The creosote shrub is common in the desert of the American Southwest and northern Mexico. This remarkable plant is not only well designed for life in the desert, but also it protects itself from those who would munch on its leaves.
Creosote bushes grow in stands because they reproduce by sending shoots out from a collective root system. One stand measured over 60 feet across at its widest point! Stands can be hundreds of years old. The bushes produce several hundred chemicals that evaporate into the air. Stands are said to smell like chemistry laboratories. Other desert plants avoid growing near them, probably because of the smell. As a result, stands do not have to share scarce water supplies with other plants. Compounds called phenols and phenoloxidasa are among the chemicals produced by the leaves. These chemicals must be stored in different compartments within the leaves so that they do not react with each other. However, when the leaves are chewed, these compartments break down. They react in the stomach, producing chemicals called quinones. The quinones then react with the plant proteins, changing them into a form that cannot be digested. The result is that whatever tries to eat creosote leaves can have a full stomach and be starving at the same time!

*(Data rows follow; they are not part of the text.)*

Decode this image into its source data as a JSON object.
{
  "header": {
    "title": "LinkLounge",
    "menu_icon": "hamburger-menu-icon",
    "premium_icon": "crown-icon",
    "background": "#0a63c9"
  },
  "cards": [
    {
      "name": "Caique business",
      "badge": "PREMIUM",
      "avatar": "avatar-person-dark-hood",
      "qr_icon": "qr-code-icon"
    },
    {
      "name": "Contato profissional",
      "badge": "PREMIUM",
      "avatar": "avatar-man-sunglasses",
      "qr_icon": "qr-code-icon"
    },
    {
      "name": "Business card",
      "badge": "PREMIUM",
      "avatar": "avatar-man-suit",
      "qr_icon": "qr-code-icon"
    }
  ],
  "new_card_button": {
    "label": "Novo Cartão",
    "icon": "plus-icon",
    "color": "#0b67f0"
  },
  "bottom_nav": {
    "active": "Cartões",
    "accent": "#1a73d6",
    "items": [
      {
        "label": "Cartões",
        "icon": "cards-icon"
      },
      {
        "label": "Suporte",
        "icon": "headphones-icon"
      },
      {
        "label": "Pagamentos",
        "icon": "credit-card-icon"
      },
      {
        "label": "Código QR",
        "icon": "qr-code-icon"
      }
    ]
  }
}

The creosote’s advanced chemical warfare could not possibly be a product of mindless evolution. Its methods of protection reveal a well thought out design that can only be credited to a wise Creator.
Dear Father, in Christ I flee to You from the desert of my guilt. Amen.
Bombardier Beetles and Fever Trees, pp. 25-27. Photo: Creosote bush, Death Valley National Park, California. Courtesy of Eric in SF. (CC-BY-SA 3.0)